Exercise prompt:
Copy all the lines of the data that include the word "Online".
————————
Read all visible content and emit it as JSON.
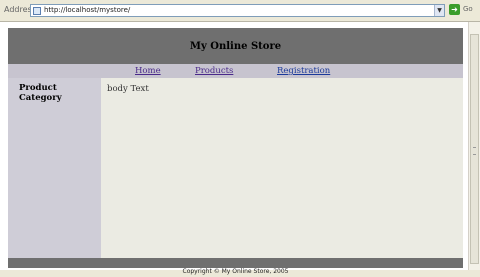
{
  "browser": {
    "address_label": "Address",
    "url": "http://localhost/mystore/",
    "go_label": "Go"
  },
  "site": {
    "title": "My Online Store",
    "nav": [
      "Home",
      "Products",
      "Registration"
    ],
    "sidebar_heading": "Product Category",
    "body_text": "body Text",
    "footer": "Copyright © My Online Store, 2005"
  }
}
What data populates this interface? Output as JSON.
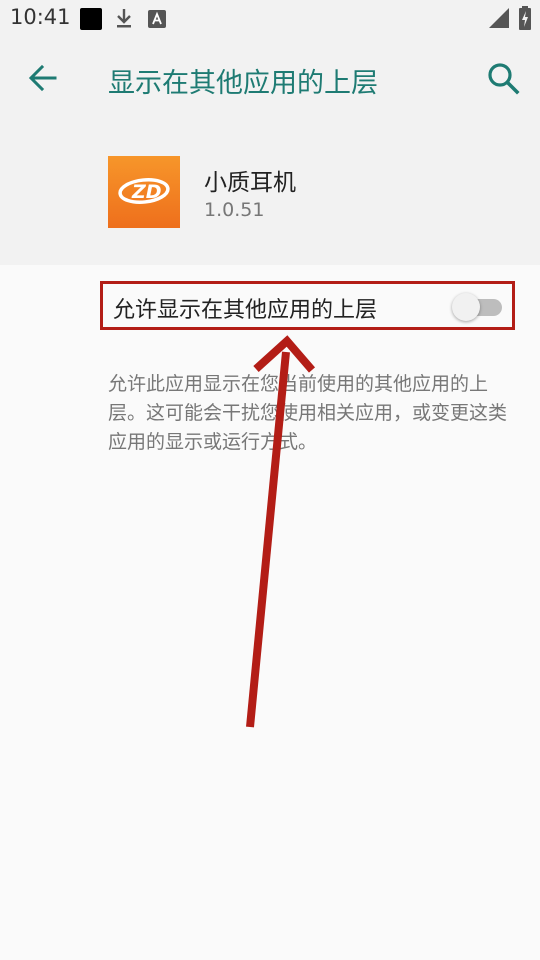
{
  "status_bar": {
    "time": "10:41",
    "icons": [
      "notification-square-icon",
      "download-icon",
      "text-a-icon",
      "signal-icon",
      "battery-charging-icon"
    ]
  },
  "app_bar": {
    "back_icon": "arrow-left-icon",
    "title": "显示在其他应用的上层",
    "search_icon": "search-icon"
  },
  "app_info": {
    "name": "小质耳机",
    "version": "1.0.51",
    "logo_text": "ZD"
  },
  "permission": {
    "label": "允许显示在其他应用的上层",
    "enabled": false
  },
  "description": "允许此应用显示在您当前使用的其他应用的上层。这可能会干扰您使用相关应用，或变更这类应用的显示或运行方式。",
  "colors": {
    "accent": "#1e7b73",
    "highlight": "#b31d16",
    "app_icon": "#f27f22"
  }
}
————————
Answer area:
    "title": "My Online Store",
    "footer": "Copyright © My Online Store, 2005"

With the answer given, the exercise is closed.